▶ _Task instructions_
Report only how many lines of the entries below contain the string "this".

☆ ☆ ☆ ☆ ☆ ☆ ☆

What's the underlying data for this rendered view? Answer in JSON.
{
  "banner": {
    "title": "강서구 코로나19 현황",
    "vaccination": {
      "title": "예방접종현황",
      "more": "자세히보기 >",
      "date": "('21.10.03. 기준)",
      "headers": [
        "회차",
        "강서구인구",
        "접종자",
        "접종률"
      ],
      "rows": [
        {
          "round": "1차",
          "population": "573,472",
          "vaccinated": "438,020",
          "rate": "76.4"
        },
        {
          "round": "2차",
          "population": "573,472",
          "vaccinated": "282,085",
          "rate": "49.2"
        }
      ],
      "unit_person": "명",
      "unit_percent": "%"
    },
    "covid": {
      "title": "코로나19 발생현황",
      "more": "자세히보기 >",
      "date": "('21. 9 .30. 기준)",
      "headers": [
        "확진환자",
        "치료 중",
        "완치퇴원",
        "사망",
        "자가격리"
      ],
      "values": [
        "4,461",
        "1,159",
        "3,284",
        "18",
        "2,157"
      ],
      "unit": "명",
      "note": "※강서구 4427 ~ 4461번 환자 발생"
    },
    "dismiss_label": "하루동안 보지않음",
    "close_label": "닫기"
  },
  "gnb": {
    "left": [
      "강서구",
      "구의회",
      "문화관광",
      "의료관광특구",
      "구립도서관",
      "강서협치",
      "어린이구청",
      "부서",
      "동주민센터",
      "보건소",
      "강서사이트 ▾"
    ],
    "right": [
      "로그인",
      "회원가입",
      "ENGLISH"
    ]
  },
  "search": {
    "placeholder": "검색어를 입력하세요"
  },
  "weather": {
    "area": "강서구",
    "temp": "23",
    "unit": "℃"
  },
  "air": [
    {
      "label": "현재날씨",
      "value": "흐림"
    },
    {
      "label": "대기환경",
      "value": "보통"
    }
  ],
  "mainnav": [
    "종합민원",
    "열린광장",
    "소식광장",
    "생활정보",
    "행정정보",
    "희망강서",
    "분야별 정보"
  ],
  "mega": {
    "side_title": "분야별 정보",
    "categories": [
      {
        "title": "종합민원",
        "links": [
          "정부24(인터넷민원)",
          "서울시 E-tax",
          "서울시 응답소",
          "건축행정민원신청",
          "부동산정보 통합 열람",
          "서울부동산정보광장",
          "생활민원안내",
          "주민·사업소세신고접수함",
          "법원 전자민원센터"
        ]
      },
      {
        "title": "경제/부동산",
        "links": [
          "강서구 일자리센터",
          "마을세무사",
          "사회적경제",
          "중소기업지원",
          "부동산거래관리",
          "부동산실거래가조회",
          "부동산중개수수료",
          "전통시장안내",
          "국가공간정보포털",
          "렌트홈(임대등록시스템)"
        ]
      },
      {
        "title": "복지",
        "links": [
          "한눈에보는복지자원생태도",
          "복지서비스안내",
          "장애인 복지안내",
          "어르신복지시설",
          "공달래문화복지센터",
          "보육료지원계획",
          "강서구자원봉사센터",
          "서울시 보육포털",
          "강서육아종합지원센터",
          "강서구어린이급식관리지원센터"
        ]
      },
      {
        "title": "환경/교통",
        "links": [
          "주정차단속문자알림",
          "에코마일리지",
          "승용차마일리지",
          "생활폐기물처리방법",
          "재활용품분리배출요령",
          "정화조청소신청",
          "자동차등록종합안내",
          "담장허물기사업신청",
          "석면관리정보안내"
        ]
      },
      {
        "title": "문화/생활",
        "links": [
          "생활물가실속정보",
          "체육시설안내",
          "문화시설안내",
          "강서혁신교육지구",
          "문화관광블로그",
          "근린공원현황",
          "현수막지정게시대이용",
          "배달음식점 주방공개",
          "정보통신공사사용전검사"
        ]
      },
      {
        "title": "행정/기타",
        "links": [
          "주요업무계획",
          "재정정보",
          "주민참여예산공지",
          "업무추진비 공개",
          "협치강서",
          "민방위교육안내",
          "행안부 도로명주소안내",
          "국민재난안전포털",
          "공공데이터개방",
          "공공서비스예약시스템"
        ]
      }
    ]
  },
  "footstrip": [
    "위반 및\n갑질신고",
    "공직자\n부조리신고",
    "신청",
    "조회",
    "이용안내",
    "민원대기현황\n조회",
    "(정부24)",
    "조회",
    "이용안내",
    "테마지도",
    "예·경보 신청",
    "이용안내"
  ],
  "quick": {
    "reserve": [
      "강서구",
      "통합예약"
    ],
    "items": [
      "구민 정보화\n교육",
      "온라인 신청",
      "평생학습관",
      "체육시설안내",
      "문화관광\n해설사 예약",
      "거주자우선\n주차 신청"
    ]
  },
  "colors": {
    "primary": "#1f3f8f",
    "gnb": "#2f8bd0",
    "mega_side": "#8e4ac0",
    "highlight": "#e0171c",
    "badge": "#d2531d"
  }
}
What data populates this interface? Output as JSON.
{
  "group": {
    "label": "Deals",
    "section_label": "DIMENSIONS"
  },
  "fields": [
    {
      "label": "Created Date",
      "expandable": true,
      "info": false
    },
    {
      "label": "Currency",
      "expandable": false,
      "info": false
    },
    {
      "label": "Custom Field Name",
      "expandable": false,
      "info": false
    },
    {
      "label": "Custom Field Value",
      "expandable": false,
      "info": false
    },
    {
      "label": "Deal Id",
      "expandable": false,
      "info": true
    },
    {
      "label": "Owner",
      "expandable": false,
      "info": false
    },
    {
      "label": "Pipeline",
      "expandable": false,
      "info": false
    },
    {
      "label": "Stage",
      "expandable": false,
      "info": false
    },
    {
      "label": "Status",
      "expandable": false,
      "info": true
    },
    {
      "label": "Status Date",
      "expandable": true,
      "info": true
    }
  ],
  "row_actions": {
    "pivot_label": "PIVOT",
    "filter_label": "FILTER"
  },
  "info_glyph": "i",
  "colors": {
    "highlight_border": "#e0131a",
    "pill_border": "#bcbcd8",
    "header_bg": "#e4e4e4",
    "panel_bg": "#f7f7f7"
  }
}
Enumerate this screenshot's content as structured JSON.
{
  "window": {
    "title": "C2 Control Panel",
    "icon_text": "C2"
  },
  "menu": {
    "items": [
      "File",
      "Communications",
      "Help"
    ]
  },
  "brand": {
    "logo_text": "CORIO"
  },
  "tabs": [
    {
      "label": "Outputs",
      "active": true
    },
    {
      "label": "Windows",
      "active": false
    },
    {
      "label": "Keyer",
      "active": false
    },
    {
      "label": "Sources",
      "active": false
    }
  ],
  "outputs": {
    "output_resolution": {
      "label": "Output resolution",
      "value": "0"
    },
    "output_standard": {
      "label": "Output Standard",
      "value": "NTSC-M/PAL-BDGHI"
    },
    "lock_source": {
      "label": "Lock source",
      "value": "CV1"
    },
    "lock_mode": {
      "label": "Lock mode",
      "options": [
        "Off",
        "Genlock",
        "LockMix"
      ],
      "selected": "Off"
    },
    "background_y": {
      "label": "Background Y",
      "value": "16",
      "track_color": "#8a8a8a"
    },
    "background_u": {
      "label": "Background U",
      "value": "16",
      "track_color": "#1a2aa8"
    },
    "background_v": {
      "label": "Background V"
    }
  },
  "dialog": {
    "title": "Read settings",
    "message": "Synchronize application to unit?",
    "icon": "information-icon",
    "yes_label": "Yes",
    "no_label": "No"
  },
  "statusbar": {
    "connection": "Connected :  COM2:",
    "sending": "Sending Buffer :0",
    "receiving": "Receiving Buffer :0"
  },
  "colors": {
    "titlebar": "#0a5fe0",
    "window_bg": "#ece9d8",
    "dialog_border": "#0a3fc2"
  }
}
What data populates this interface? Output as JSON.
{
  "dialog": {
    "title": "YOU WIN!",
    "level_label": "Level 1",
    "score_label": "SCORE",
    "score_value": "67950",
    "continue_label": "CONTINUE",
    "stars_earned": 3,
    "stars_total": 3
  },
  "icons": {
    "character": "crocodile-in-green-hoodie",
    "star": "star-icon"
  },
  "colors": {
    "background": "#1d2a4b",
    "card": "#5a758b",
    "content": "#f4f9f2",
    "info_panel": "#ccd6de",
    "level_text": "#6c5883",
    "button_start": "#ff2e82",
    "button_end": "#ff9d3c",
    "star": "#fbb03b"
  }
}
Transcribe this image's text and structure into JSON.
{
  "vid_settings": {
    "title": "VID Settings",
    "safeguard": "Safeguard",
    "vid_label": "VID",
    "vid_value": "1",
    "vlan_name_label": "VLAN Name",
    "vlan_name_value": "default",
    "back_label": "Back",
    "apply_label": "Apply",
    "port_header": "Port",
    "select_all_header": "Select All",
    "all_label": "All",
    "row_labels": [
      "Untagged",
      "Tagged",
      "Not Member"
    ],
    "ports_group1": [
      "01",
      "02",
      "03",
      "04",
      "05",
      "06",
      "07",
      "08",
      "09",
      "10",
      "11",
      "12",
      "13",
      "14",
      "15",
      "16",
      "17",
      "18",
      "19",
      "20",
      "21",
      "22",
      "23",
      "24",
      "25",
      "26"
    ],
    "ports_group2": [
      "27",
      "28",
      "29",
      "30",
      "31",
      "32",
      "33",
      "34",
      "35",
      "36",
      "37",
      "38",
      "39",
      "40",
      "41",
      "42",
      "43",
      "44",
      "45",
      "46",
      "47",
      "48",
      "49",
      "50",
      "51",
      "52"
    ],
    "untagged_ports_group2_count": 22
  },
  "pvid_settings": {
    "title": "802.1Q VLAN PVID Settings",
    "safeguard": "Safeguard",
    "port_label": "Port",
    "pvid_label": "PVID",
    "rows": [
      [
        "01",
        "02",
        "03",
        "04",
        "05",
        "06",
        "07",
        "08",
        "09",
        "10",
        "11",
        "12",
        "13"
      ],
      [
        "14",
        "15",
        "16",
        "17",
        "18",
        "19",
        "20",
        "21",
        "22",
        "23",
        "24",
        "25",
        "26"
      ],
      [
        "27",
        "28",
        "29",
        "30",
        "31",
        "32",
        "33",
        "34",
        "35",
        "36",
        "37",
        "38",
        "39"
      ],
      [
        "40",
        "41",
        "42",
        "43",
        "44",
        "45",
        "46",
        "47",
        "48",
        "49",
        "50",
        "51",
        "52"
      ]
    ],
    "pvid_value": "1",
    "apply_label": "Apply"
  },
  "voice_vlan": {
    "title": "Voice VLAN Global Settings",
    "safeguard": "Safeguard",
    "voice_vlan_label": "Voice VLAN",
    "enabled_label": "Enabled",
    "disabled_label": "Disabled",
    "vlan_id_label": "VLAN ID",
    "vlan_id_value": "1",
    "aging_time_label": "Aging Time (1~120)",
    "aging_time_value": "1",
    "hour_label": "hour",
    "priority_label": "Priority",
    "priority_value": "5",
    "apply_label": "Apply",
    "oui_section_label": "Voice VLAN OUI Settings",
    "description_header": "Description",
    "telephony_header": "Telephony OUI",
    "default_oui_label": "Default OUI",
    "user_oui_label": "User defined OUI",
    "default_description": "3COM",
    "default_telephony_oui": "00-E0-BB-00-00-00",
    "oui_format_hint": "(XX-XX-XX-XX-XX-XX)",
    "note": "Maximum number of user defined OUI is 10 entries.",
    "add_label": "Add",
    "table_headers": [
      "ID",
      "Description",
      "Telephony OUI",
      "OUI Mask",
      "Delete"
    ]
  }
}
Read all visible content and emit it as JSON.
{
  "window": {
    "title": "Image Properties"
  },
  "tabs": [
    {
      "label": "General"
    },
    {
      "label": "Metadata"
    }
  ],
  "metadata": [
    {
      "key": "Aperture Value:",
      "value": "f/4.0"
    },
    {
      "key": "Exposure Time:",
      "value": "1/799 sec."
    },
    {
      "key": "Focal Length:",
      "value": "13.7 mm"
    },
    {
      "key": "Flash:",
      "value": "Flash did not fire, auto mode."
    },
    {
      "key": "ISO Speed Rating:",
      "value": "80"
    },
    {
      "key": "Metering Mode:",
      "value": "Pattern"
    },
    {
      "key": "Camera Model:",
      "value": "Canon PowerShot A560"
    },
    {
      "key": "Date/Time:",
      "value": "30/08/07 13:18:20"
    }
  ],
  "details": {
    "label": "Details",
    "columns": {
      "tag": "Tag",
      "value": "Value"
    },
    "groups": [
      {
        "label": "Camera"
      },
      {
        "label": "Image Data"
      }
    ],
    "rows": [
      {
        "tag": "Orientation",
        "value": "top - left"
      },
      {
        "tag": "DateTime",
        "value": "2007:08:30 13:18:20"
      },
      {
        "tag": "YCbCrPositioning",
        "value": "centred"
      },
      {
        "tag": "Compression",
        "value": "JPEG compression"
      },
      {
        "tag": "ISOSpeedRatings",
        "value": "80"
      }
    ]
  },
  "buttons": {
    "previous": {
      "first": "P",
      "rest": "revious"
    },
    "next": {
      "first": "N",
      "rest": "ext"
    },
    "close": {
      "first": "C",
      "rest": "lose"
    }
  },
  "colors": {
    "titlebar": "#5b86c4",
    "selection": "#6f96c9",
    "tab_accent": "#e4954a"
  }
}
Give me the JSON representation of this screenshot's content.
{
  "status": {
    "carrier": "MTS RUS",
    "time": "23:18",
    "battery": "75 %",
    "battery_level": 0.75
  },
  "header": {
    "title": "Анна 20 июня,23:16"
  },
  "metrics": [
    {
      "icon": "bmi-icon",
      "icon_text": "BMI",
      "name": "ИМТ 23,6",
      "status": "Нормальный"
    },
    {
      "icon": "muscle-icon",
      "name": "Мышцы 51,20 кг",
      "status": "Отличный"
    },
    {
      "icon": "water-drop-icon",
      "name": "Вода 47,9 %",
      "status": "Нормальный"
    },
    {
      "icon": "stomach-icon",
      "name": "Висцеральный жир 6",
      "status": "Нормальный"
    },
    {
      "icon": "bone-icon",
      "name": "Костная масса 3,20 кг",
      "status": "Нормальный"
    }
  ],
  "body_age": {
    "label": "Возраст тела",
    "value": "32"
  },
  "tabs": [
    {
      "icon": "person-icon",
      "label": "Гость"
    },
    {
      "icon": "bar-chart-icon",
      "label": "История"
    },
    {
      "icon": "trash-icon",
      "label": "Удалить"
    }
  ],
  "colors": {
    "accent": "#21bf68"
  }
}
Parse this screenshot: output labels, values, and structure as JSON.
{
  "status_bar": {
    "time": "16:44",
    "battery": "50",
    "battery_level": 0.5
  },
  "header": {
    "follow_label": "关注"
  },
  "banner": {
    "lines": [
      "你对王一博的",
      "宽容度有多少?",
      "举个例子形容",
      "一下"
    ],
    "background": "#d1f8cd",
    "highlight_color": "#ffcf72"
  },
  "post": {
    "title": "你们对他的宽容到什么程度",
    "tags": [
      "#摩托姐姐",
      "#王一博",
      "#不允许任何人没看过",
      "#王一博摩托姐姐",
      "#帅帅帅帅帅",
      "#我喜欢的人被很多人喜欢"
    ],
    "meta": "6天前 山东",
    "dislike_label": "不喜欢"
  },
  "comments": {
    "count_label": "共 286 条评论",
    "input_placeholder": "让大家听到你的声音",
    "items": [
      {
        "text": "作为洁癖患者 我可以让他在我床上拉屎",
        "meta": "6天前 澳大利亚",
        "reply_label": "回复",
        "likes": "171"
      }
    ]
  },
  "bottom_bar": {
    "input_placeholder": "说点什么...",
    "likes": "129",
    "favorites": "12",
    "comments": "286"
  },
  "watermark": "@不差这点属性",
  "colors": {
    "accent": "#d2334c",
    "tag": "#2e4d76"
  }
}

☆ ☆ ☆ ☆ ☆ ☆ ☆

▶ _Answer space_
7